Scott Brettenschneider, 62, was sentenced by U.S. District Judge Carol B. Amon to 60 days of confinement in a community center, 4 years of probation, 80 hours of community service, and fined $2,000 for conspiring to make, and making, a false statement to the federal agency.
Brettschneider was convicted following a five-day trial in April for his role in fabricating a false statement to the BOP to assist an inmate to gain entry to a substance abuse program and thereby obtain an early release from prison. Brettschneider and two co-defendants agreed to prepare and submit a fraudulent letter to the BOP about the drug treatment history of inmate Richard Marshall, Brettschneider’s client and a source of client referrals, who was sentenced to 36 months in prison for distributing cocaine in 2014.
If successful their scheme would have resulted in Marshall’s gaining entry to the Residential Drug Abuse Program in prison, and potential early release from custody. Brettschneider tasked his part-time paralegal, Reginald Shabazz-Muhammad, with the job of writing the fraudulent letter, and co-defendant Charles Gallman acted as the middle man between Marshall and Brettschneider.
Court-authorized wiretaps revealed the defendants talking to Marshall on a smuggled cell phone in prison, discussing what the letter should state to ensure Marshall’s acceptance into the program. Gallman, a resident of Queens, predicted the letter would “knock a year off his sentence” and doubted that the BOP would be “scrutinizing it that much.” As it turned out, the BOP did scrutinize it, and requested that Marshall submit progress reports on his past treatment, according to court filings.
“Brettschneider has now been held accountable for breaking the law he had been sworn to uphold,” U.S. Attorney for the Eastern District of New York Richard P. Donoghue said. “This office is committed to prosecuting those who defraud federal programs.
Donoghue extended his appreciation to the FBI, which led the investigation, and thanked the Queens District Attorney’s office for their assistance in the case.
Marshall pleaded guilt to conspiracy to make false statements, and was sentenced on October 6, 2018 to three years’ probation and a fine of $1,500. Shabazz-Muhammad, also from Queens, pleaded guilty to making false statements, and was sentenced on January 30, 2019 to to years’ probation and a fine of $1,000.

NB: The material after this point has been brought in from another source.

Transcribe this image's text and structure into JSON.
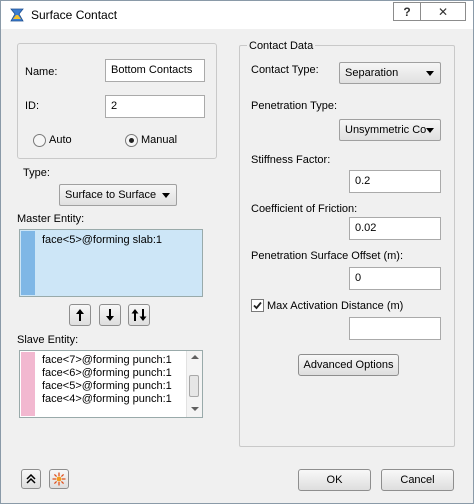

Gallman pleaded guilty to conspiracy to make false statements and to violating the Travel Act for bribing a witness, and was sentenced on March 20, 2019 to three years’ imprisonment.